Records from a data collection:
┌──

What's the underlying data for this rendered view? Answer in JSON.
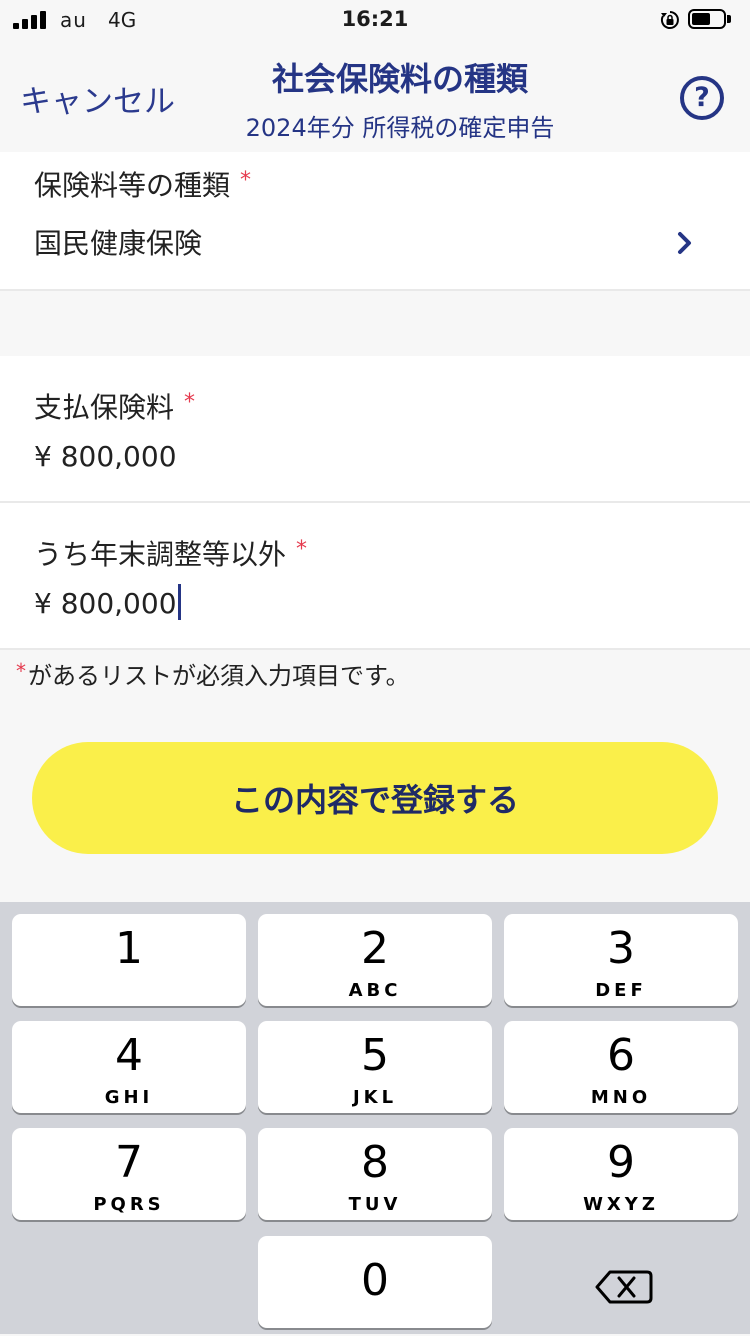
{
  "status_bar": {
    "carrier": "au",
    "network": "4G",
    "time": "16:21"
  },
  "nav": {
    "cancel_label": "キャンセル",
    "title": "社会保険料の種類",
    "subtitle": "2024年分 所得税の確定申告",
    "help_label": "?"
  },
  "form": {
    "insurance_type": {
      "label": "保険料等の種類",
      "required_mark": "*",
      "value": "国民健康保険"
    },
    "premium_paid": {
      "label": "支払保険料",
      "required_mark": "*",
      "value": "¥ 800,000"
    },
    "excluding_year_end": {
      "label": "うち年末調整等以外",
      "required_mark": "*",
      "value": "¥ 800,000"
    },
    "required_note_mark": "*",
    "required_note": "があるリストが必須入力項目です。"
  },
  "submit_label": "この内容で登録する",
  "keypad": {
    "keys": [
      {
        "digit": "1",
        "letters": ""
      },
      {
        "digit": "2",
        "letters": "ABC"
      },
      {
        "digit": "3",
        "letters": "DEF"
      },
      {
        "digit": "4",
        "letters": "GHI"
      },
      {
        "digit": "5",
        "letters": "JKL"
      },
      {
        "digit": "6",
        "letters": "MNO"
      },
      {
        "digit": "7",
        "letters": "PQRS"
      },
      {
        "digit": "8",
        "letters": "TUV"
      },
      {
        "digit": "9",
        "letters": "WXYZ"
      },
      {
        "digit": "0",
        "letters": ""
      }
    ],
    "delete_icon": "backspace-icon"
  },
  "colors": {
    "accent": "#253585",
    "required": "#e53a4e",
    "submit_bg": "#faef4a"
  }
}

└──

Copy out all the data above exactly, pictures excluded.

What's the underlying data for this rendered view? Answer in JSON.
{
  "status_bar": {
    "carrier": "au",
    "network": "4G",
    "time": "16:21"
  },
  "nav": {
    "cancel_label": "キャンセル",
    "title": "社会保険料の種類",
    "subtitle": "2024年分 所得税の確定申告",
    "help_label": "?"
  },
  "form": {
    "insurance_type": {
      "label": "保険料等の種類",
      "required_mark": "*",
      "value": "国民健康保険"
    },
    "premium_paid": {
      "label": "支払保険料",
      "required_mark": "*",
      "value": "¥ 800,000"
    },
    "excluding_year_end": {
      "label": "うち年末調整等以外",
      "required_mark": "*",
      "value": "¥ 800,000"
    },
    "required_note_mark": "*",
    "required_note": "があるリストが必須入力項目です。"
  },
  "submit_label": "この内容で登録する",
  "keypad": {
    "keys": [
      {
        "digit": "1",
        "letters": ""
      },
      {
        "digit": "2",
        "letters": "ABC"
      },
      {
        "digit": "3",
        "letters": "DEF"
      },
      {
        "digit": "4",
        "letters": "GHI"
      },
      {
        "digit": "5",
        "letters": "JKL"
      },
      {
        "digit": "6",
        "letters": "MNO"
      },
      {
        "digit": "7",
        "letters": "PQRS"
      },
      {
        "digit": "8",
        "letters": "TUV"
      },
      {
        "digit": "9",
        "letters": "WXYZ"
      },
      {
        "digit": "0",
        "letters": ""
      }
    ],
    "delete_icon": "backspace-icon"
  },
  "colors": {
    "accent": "#253585",
    "required": "#e53a4e",
    "submit_bg": "#faef4a"
  }
}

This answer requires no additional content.